Oracle and the cloud have had a rocky relationship. If you listen to what Oracle is saying, they’re on pace to displace AWS and be the biggest cloud provider out there. This is more than a little marketing bluster. But if you watch the company, they’re actually making some very interesting moves in the space.
We’re thrilled to announce the launch of our new podcast! The podcast was created to reflect the same diversity of coverage from Gestalt IT. We’re going to be gathering knowledgable speakers from across the enterprise to gather around the table (spoiler: not always round), and discuss a hot topic. We’ll give you engaging twenty minute discussions at a time, and all we ask is for your attention.
To reflect the fact that each episode revolves around a single idea, we’ve decided to name the podcast The On-Premise IT Roundtable! We decided to take the grammatical failing of our industry and embrace it. By actually using the term in a reasonably appropriate context, we hope to bring some sanity to those who otherwise find the term grating.
Joe McKendrick at ZDNet posted an interview with Michael Howard, CEO of MariaDB, and Monty Widenius, the creator of MySQL. The conversation began by talking about if open source solutions are a disruptive force in the enterprise. It’s a discussion that seems to have been hashed out many times over the last decade, and while it’s certainly interesting to get the perspective of people with an impressive pedigree, their answers aren’t all that groundbreaking. When they shift to the future of the cloud, it gets interesting.
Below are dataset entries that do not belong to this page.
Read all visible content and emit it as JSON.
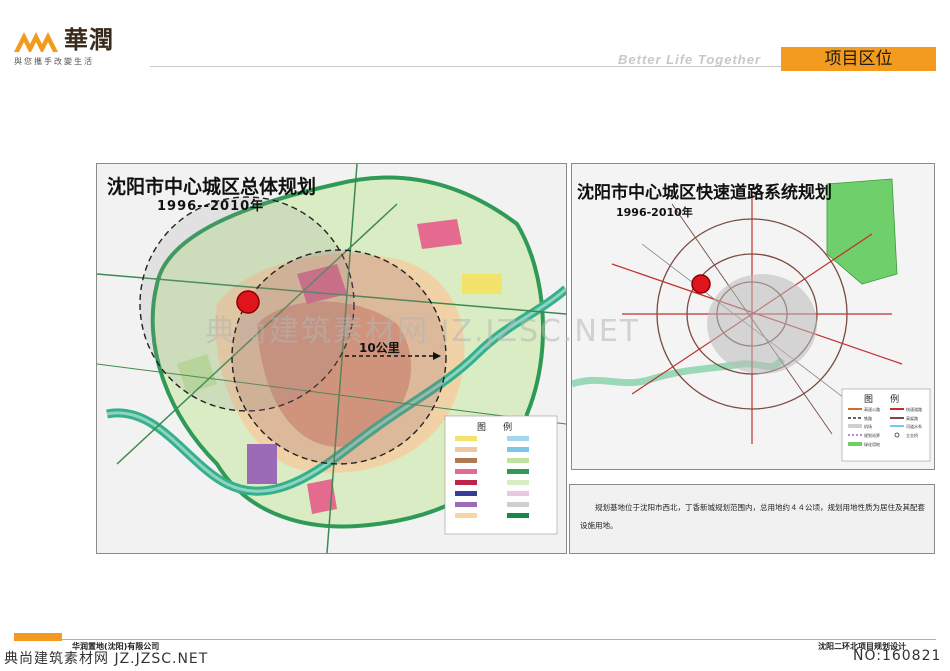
{
  "header": {
    "logo_name": "華潤",
    "logo_slogan": "與您攜手改變生活",
    "tagline": "Better Life Together",
    "section_title": "项目区位",
    "accent_color": "#f39b1f"
  },
  "map_left": {
    "title": "沈阳市中心城区总体规划",
    "years": "1996--2010年",
    "distance_label": "10公里",
    "legend_title": "图      例",
    "marker_color": "#e0141c"
  },
  "map_right": {
    "title": "沈阳市中心城区快速道路系统规划",
    "years": "1996-2010年",
    "legend_title": "图      例",
    "legend_items": [
      "高速公路",
      "快速道路",
      "铁路",
      "高架路",
      "机场",
      "河道水系",
      "规划站界",
      "立交桥",
      "绿化用地"
    ],
    "marker_color": "#e0141c"
  },
  "description": "规划基地位于沈阳市西北，丁香新城规划范围内，总用地约４４公顷，规划用地性质为居住及其配套设施用地。",
  "footer": {
    "company": "华润置地(沈阳)有限公司",
    "project": "沈阳二环北项目规划设计"
  },
  "watermarks": {
    "center": "典尚建筑素材网 JZ.JZSC.NET",
    "bottom_left": "典尚建筑素材网 JZ.JZSC.NET",
    "bottom_right": "NO:160821"
  }
}
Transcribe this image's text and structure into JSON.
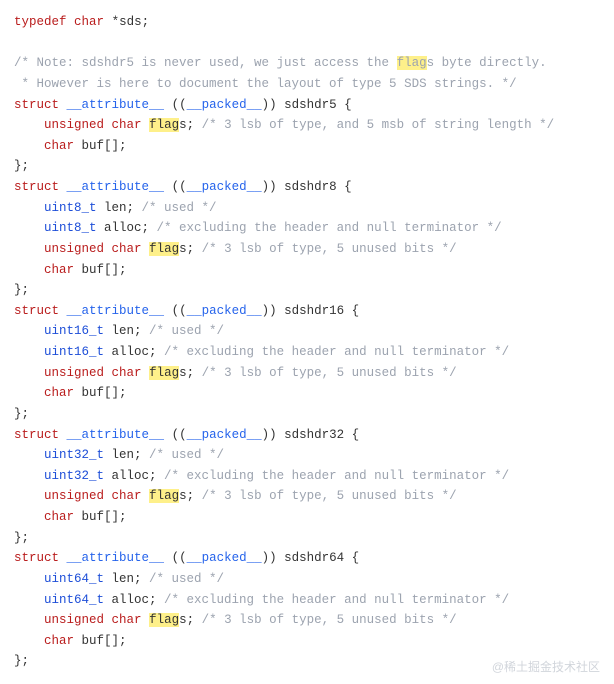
{
  "code": {
    "typedef": {
      "kw_typedef": "typedef",
      "kw_char": "char",
      "star_sds": "*sds;"
    },
    "note1": "/* Note: sdshdr5 is never used, we just access the ",
    "note1_hl": "flag",
    "note1_rest": "s byte directly.",
    "note2": " * However is here to document the layout of type 5 SDS strings. */",
    "struct_kw": "struct",
    "attr": "__attribute__",
    "packed_open": " ((",
    "packed": "__packed__",
    "packed_close": ")) ",
    "h5": "sdshdr5 {",
    "h8": "sdshdr8 {",
    "h16": "sdshdr16 {",
    "h32": "sdshdr32 {",
    "h64": "sdshdr64 {",
    "unsigned": "unsigned",
    "char": "char",
    "flags_pre": " ",
    "flag_hl": "flag",
    "flags_post": "s; ",
    "c_flags5": "/* 3 lsb of type, and 5 msb of string length */",
    "c_flags": "/* 3 lsb of type, 5 unused bits */",
    "buf_kw": "char",
    "buf": " buf[];",
    "close": "};",
    "u8": "uint8_t",
    "u16": "uint16_t",
    "u32": "uint32_t",
    "u64": "uint64_t",
    "len": " len; ",
    "c_used": "/* used */",
    "alloc": " alloc; ",
    "c_alloc": "/* excluding the header and null terminator */"
  },
  "watermark": "@稀土掘金技术社区"
}
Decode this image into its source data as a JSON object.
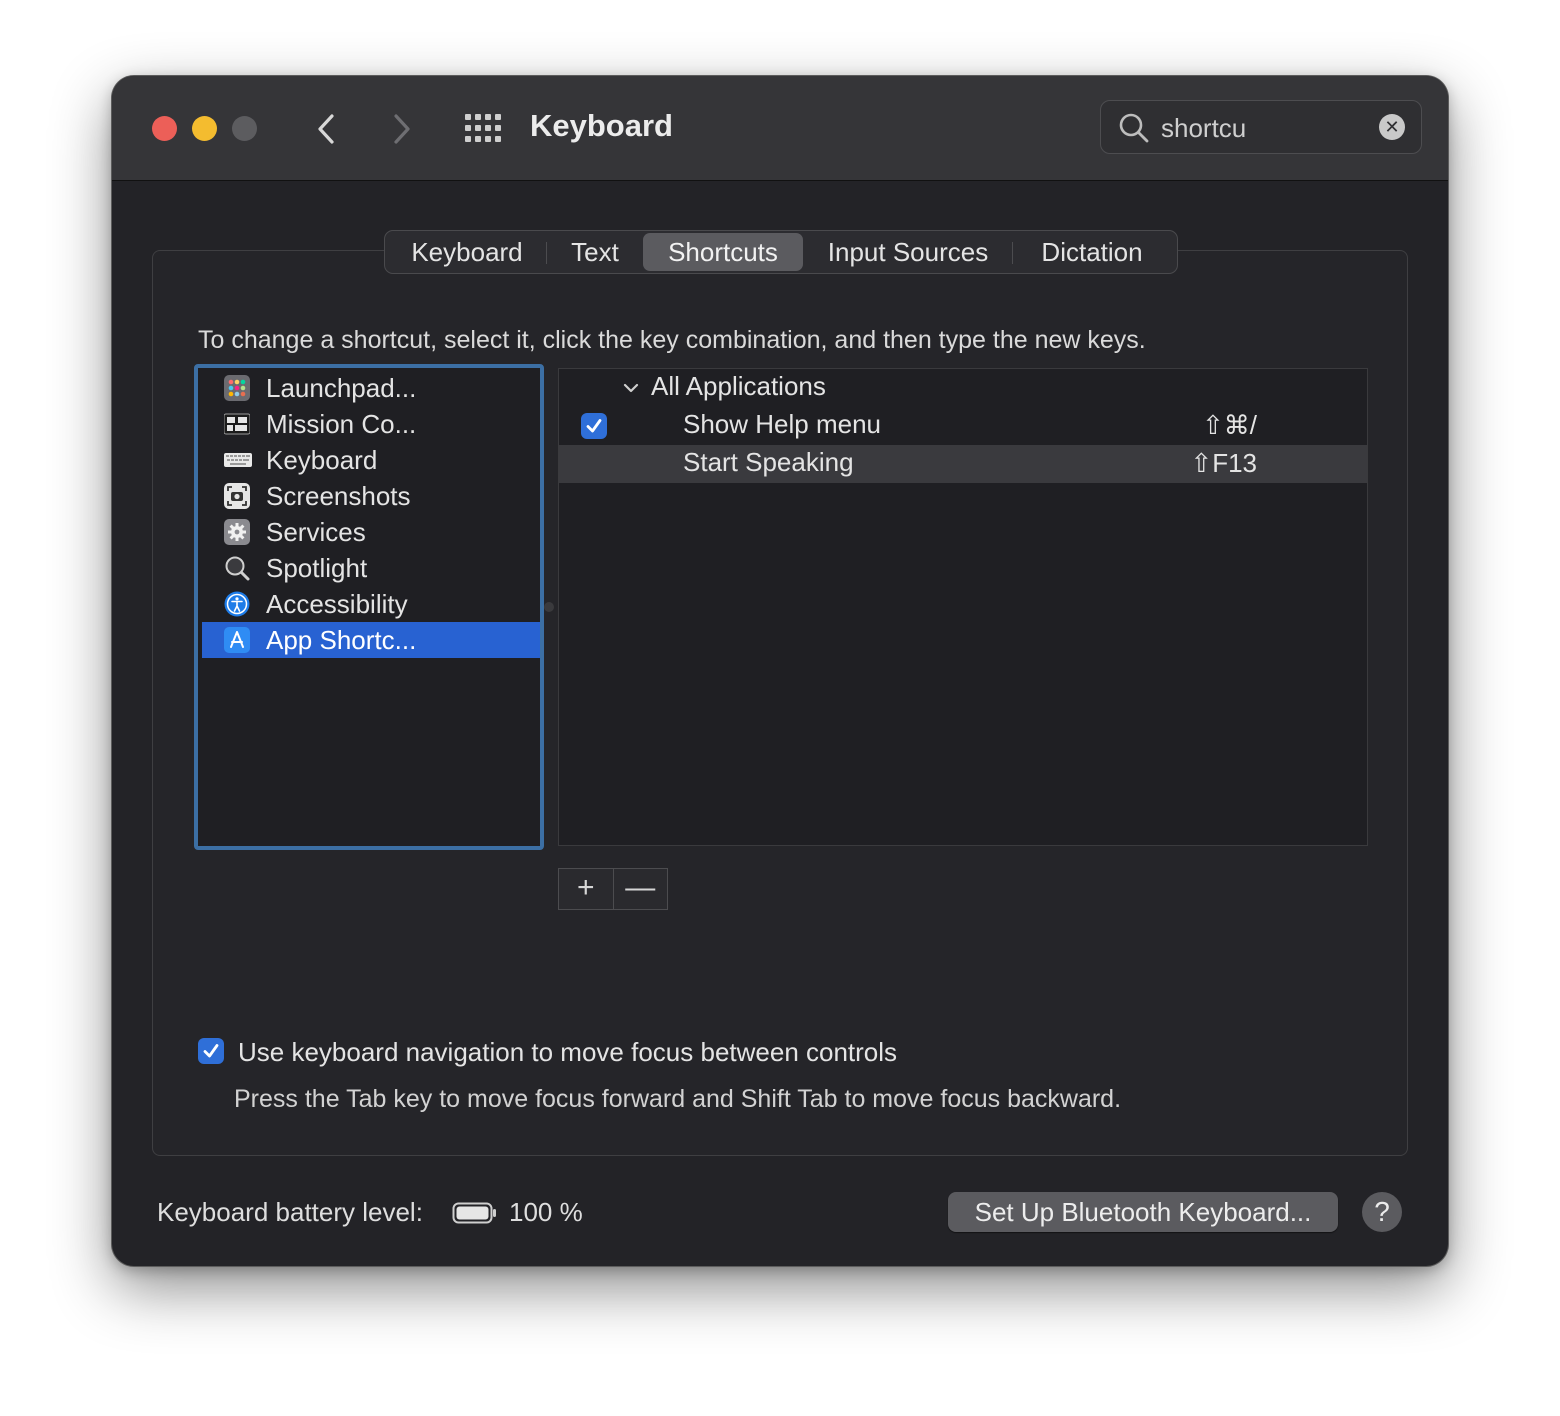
{
  "window": {
    "title": "Keyboard",
    "search": {
      "value": "shortcu",
      "placeholder": "Search"
    }
  },
  "tabs": [
    {
      "label": "Keyboard",
      "active": false
    },
    {
      "label": "Text",
      "active": false
    },
    {
      "label": "Shortcuts",
      "active": true
    },
    {
      "label": "Input Sources",
      "active": false
    },
    {
      "label": "Dictation",
      "active": false
    }
  ],
  "instruction": "To change a shortcut, select it, click the key combination, and then type the new keys.",
  "categories": [
    {
      "label": "Launchpad...",
      "icon": "launchpad-icon",
      "selected": false
    },
    {
      "label": "Mission Co...",
      "icon": "mission-control-icon",
      "selected": false
    },
    {
      "label": "Keyboard",
      "icon": "keyboard-icon",
      "selected": false
    },
    {
      "label": "Screenshots",
      "icon": "screenshot-icon",
      "selected": false
    },
    {
      "label": "Services",
      "icon": "services-gear-icon",
      "selected": false
    },
    {
      "label": "Spotlight",
      "icon": "spotlight-magnifier-icon",
      "selected": false
    },
    {
      "label": "Accessibility",
      "icon": "accessibility-icon",
      "selected": false
    },
    {
      "label": "App Shortc...",
      "icon": "app-store-icon",
      "selected": true
    }
  ],
  "shortcuts": {
    "group": "All Applications",
    "items": [
      {
        "name": "Show Help menu",
        "keys": "⇧⌘/",
        "checked": true,
        "highlighted": false
      },
      {
        "name": "Start Speaking",
        "keys": "⇧F13",
        "checked": false,
        "highlighted": true
      }
    ]
  },
  "buttons": {
    "add": "+",
    "remove": "—"
  },
  "keyboard_nav": {
    "checked": true,
    "label": "Use keyboard navigation to move focus between controls",
    "description": "Press the Tab key to move focus forward and Shift Tab to move focus backward."
  },
  "footer": {
    "battery_label": "Keyboard battery level:",
    "battery_value": "100 %",
    "battery_level_percent": 100,
    "bluetooth_button": "Set Up Bluetooth Keyboard...",
    "help_button": "?"
  },
  "colors": {
    "accent": "#2862d2",
    "focus_ring": "#3c6fa4",
    "close": "#ec5f58",
    "minimize": "#f4bc2f",
    "zoom": "#5c5c5f"
  }
}
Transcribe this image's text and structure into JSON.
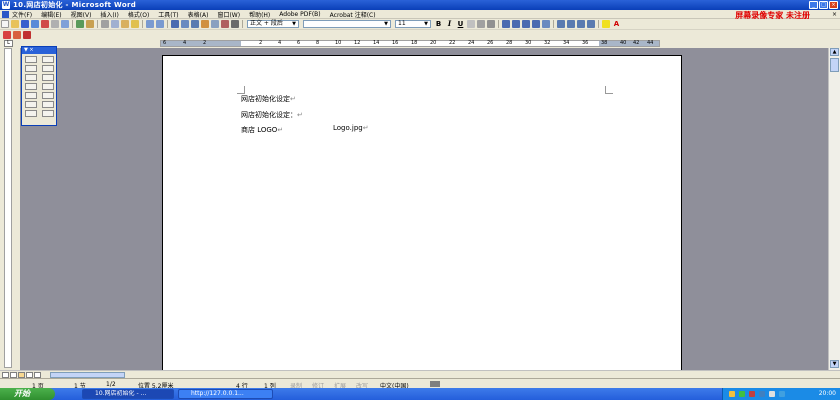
{
  "window": {
    "title": "10.网店初始化 - Microsoft Word"
  },
  "menu": {
    "items": [
      "文件(F)",
      "编辑(E)",
      "视图(V)",
      "插入(I)",
      "格式(O)",
      "工具(T)",
      "表格(A)",
      "窗口(W)",
      "帮助(H)",
      "Adobe PDF(B)",
      "Acrobat 注释(C)"
    ],
    "promo": "屏幕录像专家 未注册",
    "close_doc": "×"
  },
  "toolbar": {
    "style_value": "正文 + 段后",
    "font_size": "11",
    "bold": "B",
    "italic": "I",
    "underline": "U",
    "font_color_glyph": "A"
  },
  "ruler": {
    "ticks": [
      "6",
      "4",
      "2",
      "2",
      "4",
      "6",
      "8",
      "10",
      "12",
      "14",
      "16",
      "18",
      "20",
      "22",
      "24",
      "26",
      "28",
      "30",
      "32",
      "34",
      "36",
      "38",
      "40",
      "42",
      "44"
    ]
  },
  "document": {
    "lines": [
      {
        "text": "网店初始化设定"
      },
      {
        "text": "网店初始化设定："
      },
      {
        "label": "商店 LOGO",
        "value": "Logo.jpg"
      }
    ],
    "paragraph_mark": "↵"
  },
  "status": {
    "page": "1 页",
    "section": "1 节",
    "page_of": "1/2",
    "position": "位置 5.2厘米",
    "line": "4 行",
    "column": "1 列",
    "rec": "录制",
    "trk": "修订",
    "ext": "扩展",
    "ovr": "改写",
    "language": "中文(中国)"
  },
  "taskbar": {
    "start": "开始",
    "tasks": [
      "10.网店初始化 - ...",
      "http://127.0.0.1..."
    ],
    "clock": "20:00"
  }
}
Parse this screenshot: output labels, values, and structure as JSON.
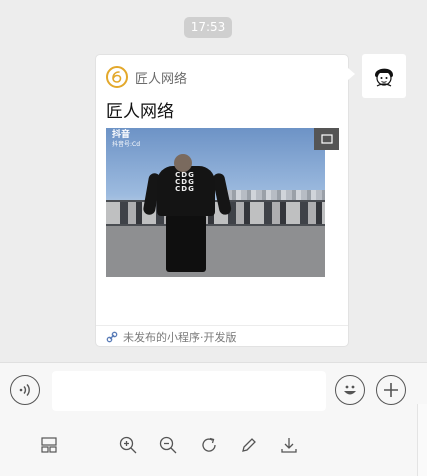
{
  "chat": {
    "timestamp": "17:53"
  },
  "card": {
    "brand_name": "匠人网络",
    "title": "匠人网络",
    "video_watermark": "抖音",
    "video_watermark_sub": "抖音号:Cd",
    "shirt_text": "CDG\nCDG\nCDG",
    "footer_text": "未发布的小程序·开发版"
  },
  "input_bar": {
    "voice_icon": "voice-icon",
    "emoji_icon": "emoji-icon",
    "plus_icon": "plus-icon",
    "message_value": ""
  },
  "toolbar": {
    "items": [
      "layout-icon",
      "zoom-in-icon",
      "zoom-out-icon",
      "rotate-icon",
      "edit-icon",
      "download-icon"
    ]
  },
  "colors": {
    "background": "#ededed",
    "logo_accent": "#e3a82b",
    "link_accent": "#5b7db8"
  }
}
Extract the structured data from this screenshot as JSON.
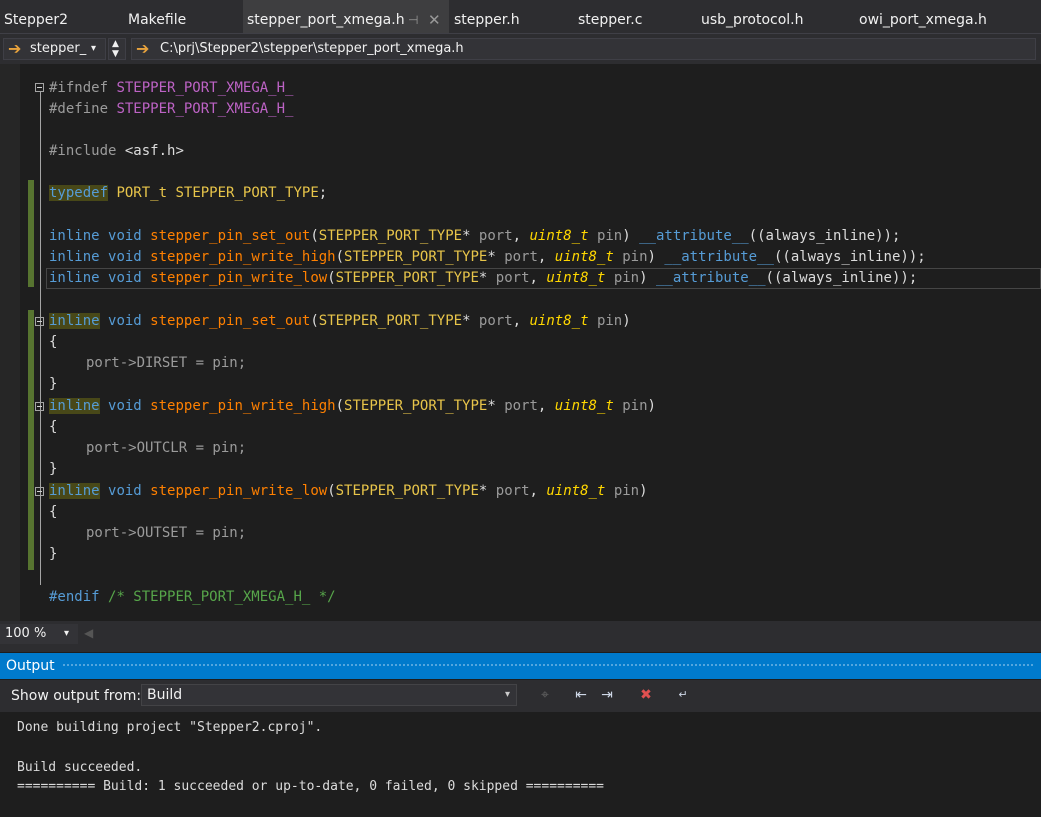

Water planes, trains, and automobiles, that’s the fantasy allegorical landscape consuming this post by Ivan Pepelnjak. He paints a landscape where trains have consumed all transportation, to the point that there are no roads, only rails, and on it run electric trains. Cars do exist in this realm, but run on the rails, and are beholden to the train vendors for their efficient electric engines. But now the landscape is changing. New cheap gravel roads allows for inefficient gas cars to run at dirt cheap, and travel places the trains can’t. Ivan wants to know how the train manufacturers will do?